Indians are disappointed with unity government
The high hope that the new unity government would appoint a few Indian ministers principally from PKR and DAP ministers has not materialised. To date, one Indian minister from DAP V. Sivakumar from the parliamentary constituency of Batu Gajah has been appointed.
There have been no ministerial appointments from PKR, the party that has nearly 40 percent of its membership from the Indian community. The Indian community shifted its political allegiance to then Pakatan Rakyat (PR) since the 2008 general election.
For decades, Indians were ardent supporters of the BN coalition with the presence of the MIC. The latter often boasted itself as the “mother party of Indians”.
With the Hindraf uprising in 2007, Indian enchantment with BN drastically declined.
By the time of GE12 in 2008, the long honey moon period with BN was over. Indians flocked en masse to throw their weight behind DAP and PKR.
With the formation of PH, Indian support to the multi-racial coalition was expedited to the extent that in GE14, non-Malay support was crucial in propelling the coalition to federal power.
Today there are more Indian MPs and state assemblymen in PH than in any other political coalition. Indians in PH, namely in PKR and DAP constitute a formidable force. It is unthinkable for PH to win federal power without the support of the non-Malays in general and Indians in particular.
Indians might be a numerically small community, but no serous minded political parties or coalitions are willing to ignore them at their own peril. In the recent GE15, more than 80 percent of the support to PH came from the Indians. Even one opposition politician remarked that Indians are “kingmakers” in the parliamentary constituency he contested.
The ascension of PH chairman Anwar Ibrahim as the prime minister of the country is a dream come true for Indians and others. Indians given their unenviable position in the country looked forward to the leadership of Anwar to steer the country from the present political, economic and social mess.
All Indians and others want is an institution of a system that will respect their equal rights in the country. They want the present of racial and religious discrimination to be done away with gradually.
This not a talk order, but something that citizens have the moral right to ask from a government that they think will take care of the rights of Malaysians irrespective of ethnic or religious differences.

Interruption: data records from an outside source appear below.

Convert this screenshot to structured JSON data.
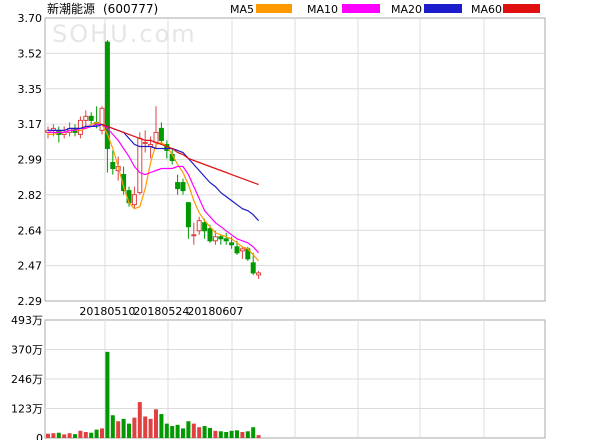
{
  "chart_data": {
    "type": "candlestick",
    "title": "新潮能源",
    "code": "(600777)",
    "watermark": "SOHU.com",
    "legend": [
      {
        "name": "MA5",
        "color": "#ff9900"
      },
      {
        "name": "MA10",
        "color": "#ff00ff"
      },
      {
        "name": "MA20",
        "color": "#1c1ccc"
      },
      {
        "name": "MA60",
        "color": "#e01010"
      }
    ],
    "up_color": "#e04040",
    "down_color": "#009900",
    "price_axis": {
      "ylim": [
        2.29,
        3.7
      ],
      "ticks": [
        "3.70",
        "3.52",
        "3.35",
        "3.17",
        "2.99",
        "2.82",
        "2.64",
        "2.47",
        "2.29"
      ]
    },
    "volume_axis": {
      "ylim": [
        0,
        493
      ],
      "unit": "万",
      "ticks": [
        "493万",
        "370万",
        "246万",
        "123万",
        "0"
      ]
    },
    "date_labels": [
      {
        "index": 11,
        "label": "20180510"
      },
      {
        "index": 21,
        "label": "20180524"
      },
      {
        "index": 31,
        "label": "20180607"
      }
    ],
    "candles": [
      {
        "o": 3.13,
        "h": 3.16,
        "l": 3.1,
        "c": 3.14,
        "v": 18
      },
      {
        "o": 3.14,
        "h": 3.17,
        "l": 3.11,
        "c": 3.15,
        "v": 20
      },
      {
        "o": 3.14,
        "h": 3.16,
        "l": 3.08,
        "c": 3.12,
        "v": 22
      },
      {
        "o": 3.12,
        "h": 3.16,
        "l": 3.1,
        "c": 3.13,
        "v": 15
      },
      {
        "o": 3.13,
        "h": 3.18,
        "l": 3.11,
        "c": 3.15,
        "v": 20
      },
      {
        "o": 3.15,
        "h": 3.17,
        "l": 3.11,
        "c": 3.13,
        "v": 16
      },
      {
        "o": 3.12,
        "h": 3.21,
        "l": 3.1,
        "c": 3.19,
        "v": 30
      },
      {
        "o": 3.19,
        "h": 3.24,
        "l": 3.15,
        "c": 3.21,
        "v": 25
      },
      {
        "o": 3.21,
        "h": 3.23,
        "l": 3.17,
        "c": 3.19,
        "v": 22
      },
      {
        "o": 3.18,
        "h": 3.26,
        "l": 3.15,
        "c": 3.17,
        "v": 35
      },
      {
        "o": 3.14,
        "h": 3.26,
        "l": 3.12,
        "c": 3.25,
        "v": 40
      },
      {
        "o": 3.58,
        "h": 3.59,
        "l": 2.93,
        "c": 3.05,
        "v": 360
      },
      {
        "o": 2.98,
        "h": 3.04,
        "l": 2.92,
        "c": 2.95,
        "v": 95
      },
      {
        "o": 2.94,
        "h": 3.01,
        "l": 2.89,
        "c": 2.96,
        "v": 70
      },
      {
        "o": 2.92,
        "h": 2.96,
        "l": 2.82,
        "c": 2.84,
        "v": 80
      },
      {
        "o": 2.84,
        "h": 2.86,
        "l": 2.76,
        "c": 2.78,
        "v": 60
      },
      {
        "o": 2.77,
        "h": 2.86,
        "l": 2.75,
        "c": 2.82,
        "v": 85
      },
      {
        "o": 2.83,
        "h": 3.13,
        "l": 2.82,
        "c": 3.1,
        "v": 150
      },
      {
        "o": 3.08,
        "h": 3.14,
        "l": 3.03,
        "c": 3.08,
        "v": 90
      },
      {
        "o": 3.06,
        "h": 3.11,
        "l": 3.0,
        "c": 3.07,
        "v": 80
      },
      {
        "o": 3.08,
        "h": 3.26,
        "l": 3.05,
        "c": 3.13,
        "v": 120
      },
      {
        "o": 3.15,
        "h": 3.18,
        "l": 3.07,
        "c": 3.09,
        "v": 100
      },
      {
        "o": 3.07,
        "h": 3.09,
        "l": 3.0,
        "c": 3.04,
        "v": 60
      },
      {
        "o": 3.02,
        "h": 3.05,
        "l": 2.97,
        "c": 2.99,
        "v": 50
      },
      {
        "o": 2.88,
        "h": 2.92,
        "l": 2.82,
        "c": 2.85,
        "v": 55
      },
      {
        "o": 2.88,
        "h": 2.9,
        "l": 2.82,
        "c": 2.84,
        "v": 40
      },
      {
        "o": 2.78,
        "h": 2.78,
        "l": 2.6,
        "c": 2.66,
        "v": 70
      },
      {
        "o": 2.62,
        "h": 2.68,
        "l": 2.57,
        "c": 2.62,
        "v": 60
      },
      {
        "o": 2.64,
        "h": 2.71,
        "l": 2.62,
        "c": 2.69,
        "v": 45
      },
      {
        "o": 2.68,
        "h": 2.7,
        "l": 2.6,
        "c": 2.64,
        "v": 50
      },
      {
        "o": 2.65,
        "h": 2.67,
        "l": 2.58,
        "c": 2.59,
        "v": 42
      },
      {
        "o": 2.59,
        "h": 2.64,
        "l": 2.57,
        "c": 2.61,
        "v": 30
      },
      {
        "o": 2.61,
        "h": 2.62,
        "l": 2.57,
        "c": 2.6,
        "v": 28
      },
      {
        "o": 2.6,
        "h": 2.63,
        "l": 2.57,
        "c": 2.59,
        "v": 25
      },
      {
        "o": 2.58,
        "h": 2.61,
        "l": 2.55,
        "c": 2.57,
        "v": 30
      },
      {
        "o": 2.56,
        "h": 2.59,
        "l": 2.52,
        "c": 2.53,
        "v": 32
      },
      {
        "o": 2.54,
        "h": 2.56,
        "l": 2.5,
        "c": 2.55,
        "v": 25
      },
      {
        "o": 2.55,
        "h": 2.56,
        "l": 2.49,
        "c": 2.5,
        "v": 28
      },
      {
        "o": 2.48,
        "h": 2.53,
        "l": 2.42,
        "c": 2.43,
        "v": 45
      },
      {
        "o": 2.42,
        "h": 2.44,
        "l": 2.4,
        "c": 2.43,
        "v": 12
      }
    ],
    "ma": {
      "MA5": [
        3.12,
        3.12,
        3.13,
        3.13,
        3.14,
        3.14,
        3.14,
        3.15,
        3.17,
        3.18,
        3.17,
        3.12,
        3.05,
        2.96,
        2.86,
        2.78,
        2.75,
        2.76,
        2.85,
        2.98,
        3.07,
        3.08,
        3.06,
        3.02,
        2.97,
        2.93,
        2.87,
        2.79,
        2.73,
        2.69,
        2.66,
        2.63,
        2.62,
        2.61,
        2.6,
        2.58,
        2.56,
        2.55,
        2.52,
        2.49
      ],
      "MA10": [
        3.13,
        3.13,
        3.13,
        3.13,
        3.14,
        3.14,
        3.15,
        3.15,
        3.16,
        3.17,
        3.17,
        3.15,
        3.12,
        3.09,
        3.05,
        3.01,
        2.96,
        2.93,
        2.92,
        2.93,
        2.94,
        2.95,
        2.95,
        2.95,
        2.96,
        2.96,
        2.92,
        2.86,
        2.8,
        2.74,
        2.71,
        2.68,
        2.66,
        2.64,
        2.62,
        2.6,
        2.59,
        2.58,
        2.56,
        2.53
      ],
      "MA20": [
        3.14,
        3.14,
        3.14,
        3.14,
        3.15,
        3.15,
        3.15,
        3.16,
        3.16,
        3.16,
        3.17,
        3.16,
        3.15,
        3.14,
        3.13,
        3.1,
        3.07,
        3.06,
        3.06,
        3.06,
        3.05,
        3.05,
        3.05,
        3.05,
        3.04,
        3.03,
        3.0,
        2.97,
        2.94,
        2.91,
        2.88,
        2.86,
        2.83,
        2.81,
        2.79,
        2.77,
        2.75,
        2.74,
        2.72,
        2.69
      ],
      "MA60": [
        null,
        null,
        null,
        null,
        null,
        null,
        null,
        null,
        null,
        null,
        3.17,
        3.16,
        3.15,
        3.14,
        3.13,
        3.12,
        3.11,
        3.1,
        3.09,
        3.09,
        3.08,
        3.07,
        3.06,
        3.05,
        3.03,
        3.02,
        3.0,
        2.99,
        2.98,
        2.97,
        2.96,
        2.95,
        2.94,
        2.93,
        2.92,
        2.91,
        2.9,
        2.89,
        2.88,
        2.87
      ]
    }
  }
}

Indians don’t expect that the present unity government anchored by PH will improve their existence overnight. They are prepared for a long haul in anticipation of a bright future for their children and grandchildren.
Given their level of support to PH, Indians expect to be fairly rewarded for their intense loyalty and political commitment. The community wants their leaders be awarded posts in the government as form of recognition of their community’s immense contribution to the country.
However, the recent announcement of the cabinet has come as a big disappointment to the Indian community. Only one Indian leader from PH was given the post of a minister.
There was no serious attempt to appoint an Indian candidate from PKR, the party that has largest concentration of Indians.
The Indian community is naturally disappointed when they were not even recognised for cabinet positions.
If Anwar could go the extent of awarding cabinet positions to those lost in the GE15, surely he could have provided some recognition for Indian leaders. It is not that there is not enough talented Indian leaders in PKR and DAP.
If the new government is not prepared to recognise the Indians, then where do they go from here.